*What you have to do*
Drop the pictures, then repeat every record exactly as it stands.

Element data from apps and pages
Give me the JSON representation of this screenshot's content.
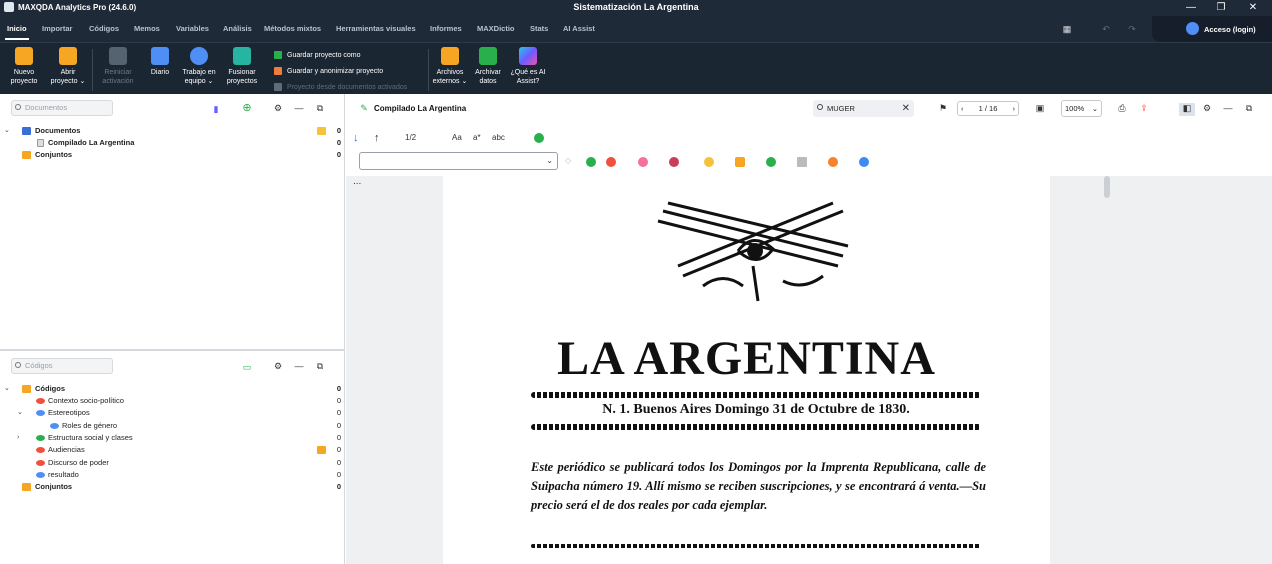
{
  "titlebar": {
    "app_name": "MAXQDA Analytics Pro (24.6.0)",
    "window_title": "Sistematización La Argentina",
    "minimize": "—",
    "restore": "❐",
    "close": "✕"
  },
  "menu": {
    "tabs": [
      "Inicio",
      "Importar",
      "Códigos",
      "Memos",
      "Variables",
      "Análisis",
      "Métodos mixtos",
      "Herramientas visuales",
      "Informes",
      "MAXDictio",
      "Stats",
      "AI Assist"
    ],
    "login": "Acceso (login)"
  },
  "ribbon": {
    "nuevo": [
      "Nuevo",
      "proyecto"
    ],
    "abrir": [
      "Abrir",
      "proyecto ⌄"
    ],
    "reiniciar": [
      "Reiniciar",
      "activación"
    ],
    "diario": "Diario",
    "trabajo": [
      "Trabajo en",
      "equipo ⌄"
    ],
    "fusionar": [
      "Fusionar",
      "proyectos"
    ],
    "guardar_como": "Guardar proyecto como",
    "guardar_anon": "Guardar y anonimizar proyecto",
    "proyecto_desde": "Proyecto desde documentos activados",
    "archivos": [
      "Archivos",
      "externos ⌄"
    ],
    "archivar": [
      "Archivar",
      "datos"
    ],
    "ai": [
      "¿Qué es AI",
      "Assist?"
    ]
  },
  "documents_panel": {
    "search_placeholder": "Documentos",
    "root_label": "Documentos",
    "root_count": "0",
    "doc_label": "Compilado La Argentina",
    "doc_count": "0",
    "sets_label": "Conjuntos",
    "sets_count": "0"
  },
  "codes_panel": {
    "search_placeholder": "Códigos",
    "root_label": "Códigos",
    "root_count": "0",
    "items": [
      {
        "label": "Contexto socio-político",
        "count": "0",
        "color": "#f0503c"
      },
      {
        "label": "Estereotipos",
        "count": "0",
        "color": "#4f8ef5"
      },
      {
        "label": "Roles de género",
        "count": "0",
        "color": "#4f8ef5"
      },
      {
        "label": "Estructura social y clases",
        "count": "0",
        "color": "#29b04c"
      },
      {
        "label": "Audiencias",
        "count": "0",
        "color": "#f0503c"
      },
      {
        "label": "Discurso de poder",
        "count": "0",
        "color": "#f0503c"
      },
      {
        "label": "resultado",
        "count": "0",
        "color": "#4f8ef5"
      }
    ],
    "sets_label": "Conjuntos",
    "sets_count": "0"
  },
  "viewer": {
    "doc_title": "Compilado La Argentina",
    "search_value": "MUGER",
    "page": "1 / 16",
    "zoom": "100%",
    "nav_counter": "1/2",
    "more": "...",
    "font_a": "Aa",
    "font_b": "a*",
    "font_c": "abc"
  },
  "page_content": {
    "title": "LA ARGENTINA",
    "dateline": "N. 1.  Buenos Aires Domingo 31 de Octubre de 1830.",
    "paragraph": "Este periódico se publicará todos los Domingos por la Imprenta Republicana, calle de Suipacha número 19. Allí mismo se reciben suscripciones, y se encontrará á venta.—Su precio será el de dos reales por cada ejemplar."
  }
}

*Problem solution*
Give me the JSON representation of this screenshot's content.
{
  "titlebar": {
    "app_name": "MAXQDA Analytics Pro (24.6.0)",
    "window_title": "Sistematización La Argentina",
    "minimize": "—",
    "restore": "❐",
    "close": "✕"
  },
  "menu": {
    "tabs": [
      "Inicio",
      "Importar",
      "Códigos",
      "Memos",
      "Variables",
      "Análisis",
      "Métodos mixtos",
      "Herramientas visuales",
      "Informes",
      "MAXDictio",
      "Stats",
      "AI Assist"
    ],
    "login": "Acceso (login)"
  },
  "ribbon": {
    "nuevo": [
      "Nuevo",
      "proyecto"
    ],
    "abrir": [
      "Abrir",
      "proyecto ⌄"
    ],
    "reiniciar": [
      "Reiniciar",
      "activación"
    ],
    "diario": "Diario",
    "trabajo": [
      "Trabajo en",
      "equipo ⌄"
    ],
    "fusionar": [
      "Fusionar",
      "proyectos"
    ],
    "guardar_como": "Guardar proyecto como",
    "guardar_anon": "Guardar y anonimizar proyecto",
    "proyecto_desde": "Proyecto desde documentos activados",
    "archivos": [
      "Archivos",
      "externos ⌄"
    ],
    "archivar": [
      "Archivar",
      "datos"
    ],
    "ai": [
      "¿Qué es AI",
      "Assist?"
    ]
  },
  "documents_panel": {
    "search_placeholder": "Documentos",
    "root_label": "Documentos",
    "root_count": "0",
    "doc_label": "Compilado La Argentina",
    "doc_count": "0",
    "sets_label": "Conjuntos",
    "sets_count": "0"
  },
  "codes_panel": {
    "search_placeholder": "Códigos",
    "root_label": "Códigos",
    "root_count": "0",
    "items": [
      {
        "label": "Contexto socio-político",
        "count": "0",
        "color": "#f0503c"
      },
      {
        "label": "Estereotipos",
        "count": "0",
        "color": "#4f8ef5"
      },
      {
        "label": "Roles de género",
        "count": "0",
        "color": "#4f8ef5"
      },
      {
        "label": "Estructura social y clases",
        "count": "0",
        "color": "#29b04c"
      },
      {
        "label": "Audiencias",
        "count": "0",
        "color": "#f0503c"
      },
      {
        "label": "Discurso de poder",
        "count": "0",
        "color": "#f0503c"
      },
      {
        "label": "resultado",
        "count": "0",
        "color": "#4f8ef5"
      }
    ],
    "sets_label": "Conjuntos",
    "sets_count": "0"
  },
  "viewer": {
    "doc_title": "Compilado La Argentina",
    "search_value": "MUGER",
    "page": "1 / 16",
    "zoom": "100%",
    "nav_counter": "1/2",
    "more": "...",
    "font_a": "Aa",
    "font_b": "a*",
    "font_c": "abc"
  },
  "page_content": {
    "title": "LA ARGENTINA",
    "dateline": "N. 1.  Buenos Aires Domingo 31 de Octubre de 1830.",
    "paragraph": "Este periódico se publicará todos los Domingos por la Imprenta Republicana, calle de Suipacha número 19. Allí mismo se reciben suscripciones, y se encontrará á venta.—Su precio será el de dos reales por cada ejemplar."
  }
}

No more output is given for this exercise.